Archbishop Smith: ‘They Need an Anchor’
"The Reason for our Hope" is Archbishop Richard Smith's blog
“They Need an Anchor”
Those were the words spoken by one of the panelists in our most recent panel discussion. One in a series following upon the issuance of On the Impact of COVID-19 and the Call to Christian Renewal, this episode revolved around the topic “Solidarity and Vulnerability.” In the course of our reflections upon the experience among most people these days of acute vulnerability, a panelist put her finger on it by saying, “They need an anchor.” We all do. People are searching for that which will keep them securely in place while the strong waves of ambiguity and uncertainty threaten to unmoor us and cast us adrift. These are very unsettling times, to say the least.
This insight from the panelist put me in mind of the tabernacle in my chapel. Placed above the Chi Rho, an ancient symbol for Christ, is the image of an anchor with two dolphins swimming towards it. The anchor we seek and need is Jesus Christ. His steadfast and victorious love holds us fast. The swiftness of the dolphins symbolizes the speed with which the Christian should go to Christ and allow him to anchor our lives.
Speed, though, is not exactly what comes to mind when we think in general terms of the response to the virus. We need a vaccine and cure, and it is taking a long time for them to be developed.

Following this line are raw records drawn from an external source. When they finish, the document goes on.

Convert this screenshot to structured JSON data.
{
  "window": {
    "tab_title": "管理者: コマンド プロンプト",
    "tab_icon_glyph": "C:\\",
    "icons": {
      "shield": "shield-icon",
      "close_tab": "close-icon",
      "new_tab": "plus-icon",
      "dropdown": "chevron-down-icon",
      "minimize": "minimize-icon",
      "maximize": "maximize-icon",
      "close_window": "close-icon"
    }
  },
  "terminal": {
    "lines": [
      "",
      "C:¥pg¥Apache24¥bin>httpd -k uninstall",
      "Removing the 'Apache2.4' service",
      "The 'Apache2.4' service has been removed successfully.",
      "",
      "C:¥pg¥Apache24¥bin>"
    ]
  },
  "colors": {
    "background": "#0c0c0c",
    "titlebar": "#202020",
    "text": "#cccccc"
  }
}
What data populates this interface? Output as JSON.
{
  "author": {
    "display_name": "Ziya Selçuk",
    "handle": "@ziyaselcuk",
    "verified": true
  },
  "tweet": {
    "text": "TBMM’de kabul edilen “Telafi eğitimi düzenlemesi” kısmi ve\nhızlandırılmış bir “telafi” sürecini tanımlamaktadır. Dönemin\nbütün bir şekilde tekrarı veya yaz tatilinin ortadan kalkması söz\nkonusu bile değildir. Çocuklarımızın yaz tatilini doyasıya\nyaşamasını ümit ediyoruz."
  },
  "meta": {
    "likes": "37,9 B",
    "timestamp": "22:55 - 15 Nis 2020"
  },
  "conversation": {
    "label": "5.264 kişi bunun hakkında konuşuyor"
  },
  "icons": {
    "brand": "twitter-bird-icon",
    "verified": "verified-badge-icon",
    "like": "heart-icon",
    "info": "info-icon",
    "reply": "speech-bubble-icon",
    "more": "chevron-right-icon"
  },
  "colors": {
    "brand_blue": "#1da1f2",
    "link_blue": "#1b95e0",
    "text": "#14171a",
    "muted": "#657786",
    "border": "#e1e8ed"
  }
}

Likewise are many people seemingly slow to respond to preventative measures stipulated by medical officials, as evidenced in the surge of late in positive cases. These are realities in the face of which many people feel helpless or powerless to control, and this causes anxiety to spread and deepen. What we can control, however, is our own response. We are learning, please God, that, although we keep saying “we are in this together,” nevertheless we cannot go it alone. To think we can be our own anchor is to surrender to illusion. We need Jesus Christ; he alone is the one and only sure anchor for our lives. Let us go to him without hesitation – swiftly as the dolphin – and allow him to hold us fast by the power of his love.